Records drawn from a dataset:
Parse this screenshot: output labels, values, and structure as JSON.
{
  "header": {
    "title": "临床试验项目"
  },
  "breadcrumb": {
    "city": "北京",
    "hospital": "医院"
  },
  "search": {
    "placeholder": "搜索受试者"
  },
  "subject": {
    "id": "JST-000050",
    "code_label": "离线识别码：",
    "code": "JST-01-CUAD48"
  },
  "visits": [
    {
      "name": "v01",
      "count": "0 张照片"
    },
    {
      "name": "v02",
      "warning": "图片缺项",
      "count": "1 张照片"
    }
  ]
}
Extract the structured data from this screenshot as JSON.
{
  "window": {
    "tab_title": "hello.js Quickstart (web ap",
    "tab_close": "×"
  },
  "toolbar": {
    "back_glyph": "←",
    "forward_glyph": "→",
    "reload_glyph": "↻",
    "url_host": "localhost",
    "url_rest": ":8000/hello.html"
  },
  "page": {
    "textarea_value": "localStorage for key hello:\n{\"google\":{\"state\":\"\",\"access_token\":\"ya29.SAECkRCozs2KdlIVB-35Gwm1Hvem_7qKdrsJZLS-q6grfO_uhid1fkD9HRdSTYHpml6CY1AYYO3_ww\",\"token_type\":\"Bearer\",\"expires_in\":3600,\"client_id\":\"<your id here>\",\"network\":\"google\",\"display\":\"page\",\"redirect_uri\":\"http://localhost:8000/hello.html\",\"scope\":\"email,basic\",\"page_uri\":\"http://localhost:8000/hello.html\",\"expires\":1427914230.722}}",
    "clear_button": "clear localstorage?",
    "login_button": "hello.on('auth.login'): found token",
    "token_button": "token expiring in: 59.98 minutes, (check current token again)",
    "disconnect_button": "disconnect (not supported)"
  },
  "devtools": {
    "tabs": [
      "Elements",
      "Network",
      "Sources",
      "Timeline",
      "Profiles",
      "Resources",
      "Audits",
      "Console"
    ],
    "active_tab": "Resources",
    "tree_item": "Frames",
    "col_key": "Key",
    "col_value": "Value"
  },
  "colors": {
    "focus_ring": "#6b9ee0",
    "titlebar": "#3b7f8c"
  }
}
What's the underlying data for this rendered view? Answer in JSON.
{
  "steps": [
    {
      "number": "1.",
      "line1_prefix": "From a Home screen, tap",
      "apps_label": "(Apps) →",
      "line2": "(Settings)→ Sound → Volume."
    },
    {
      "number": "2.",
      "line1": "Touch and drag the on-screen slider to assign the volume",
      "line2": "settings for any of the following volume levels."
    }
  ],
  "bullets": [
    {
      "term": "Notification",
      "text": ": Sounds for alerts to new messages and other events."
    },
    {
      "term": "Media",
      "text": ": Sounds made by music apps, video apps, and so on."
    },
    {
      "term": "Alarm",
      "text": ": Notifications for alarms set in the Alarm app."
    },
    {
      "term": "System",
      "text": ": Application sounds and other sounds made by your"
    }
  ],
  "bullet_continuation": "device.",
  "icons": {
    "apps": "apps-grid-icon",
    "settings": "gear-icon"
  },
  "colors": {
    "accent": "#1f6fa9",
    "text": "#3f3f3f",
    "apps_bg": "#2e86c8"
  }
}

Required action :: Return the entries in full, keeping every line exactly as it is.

Reply to the exercise ::
Parse this screenshot: output labels, values, and structure as JSON.
{
  "header": {
    "title": "临床试验项目"
  },
  "breadcrumb": {
    "city": "北京",
    "hospital": "医院"
  },
  "search": {
    "placeholder": "搜索受试者"
  },
  "subject": {
    "id": "JST-000050",
    "code_label": "离线识别码：",
    "code": "JST-01-CUAD48"
  },
  "visits": [
    {
      "name": "v01",
      "count": "0 张照片"
    },
    {
      "name": "v02",
      "warning": "图片缺项",
      "count": "1 张照片"
    }
  ]
}
Extract the structured data from this screenshot as JSON.
{
  "window": {
    "tab_title": "hello.js Quickstart (web ap",
    "tab_close": "×"
  },
  "toolbar": {
    "back_glyph": "←",
    "forward_glyph": "→",
    "reload_glyph": "↻",
    "url_host": "localhost",
    "url_rest": ":8000/hello.html"
  },
  "page": {
    "textarea_value": "localStorage for key hello:\n{\"google\":{\"state\":\"\",\"access_token\":\"ya29.SAECkRCozs2KdlIVB-35Gwm1Hvem_7qKdrsJZLS-q6grfO_uhid1fkD9HRdSTYHpml6CY1AYYO3_ww\",\"token_type\":\"Bearer\",\"expires_in\":3600,\"client_id\":\"<your id here>\",\"network\":\"google\",\"display\":\"page\",\"redirect_uri\":\"http://localhost:8000/hello.html\",\"scope\":\"email,basic\",\"page_uri\":\"http://localhost:8000/hello.html\",\"expires\":1427914230.722}}",
    "clear_button": "clear localstorage?",
    "login_button": "hello.on('auth.login'): found token",
    "token_button": "token expiring in: 59.98 minutes, (check current token again)",
    "disconnect_button": "disconnect (not supported)"
  },
  "devtools": {
    "tabs": [
      "Elements",
      "Network",
      "Sources",
      "Timeline",
      "Profiles",
      "Resources",
      "Audits",
      "Console"
    ],
    "active_tab": "Resources",
    "tree_item": "Frames",
    "col_key": "Key",
    "col_value": "Value"
  },
  "colors": {
    "focus_ring": "#6b9ee0",
    "titlebar": "#3b7f8c"
  }
}
What's the underlying data for this rendered view? Answer in JSON.
{
  "steps": [
    {
      "number": "1.",
      "line1_prefix": "From a Home screen, tap",
      "apps_label": "(Apps) →",
      "line2": "(Settings)→ Sound → Volume."
    },
    {
      "number": "2.",
      "line1": "Touch and drag the on-screen slider to assign the volume",
      "line2": "settings for any of the following volume levels."
    }
  ],
  "bullets": [
    {
      "term": "Notification",
      "text": ": Sounds for alerts to new messages and other events."
    },
    {
      "term": "Media",
      "text": ": Sounds made by music apps, video apps, and so on."
    },
    {
      "term": "Alarm",
      "text": ": Notifications for alarms set in the Alarm app."
    },
    {
      "term": "System",
      "text": ": Application sounds and other sounds made by your"
    }
  ],
  "bullet_continuation": "device.",
  "icons": {
    "apps": "apps-grid-icon",
    "settings": "gear-icon"
  },
  "colors": {
    "accent": "#1f6fa9",
    "text": "#3f3f3f",
    "apps_bg": "#2e86c8"
  }
}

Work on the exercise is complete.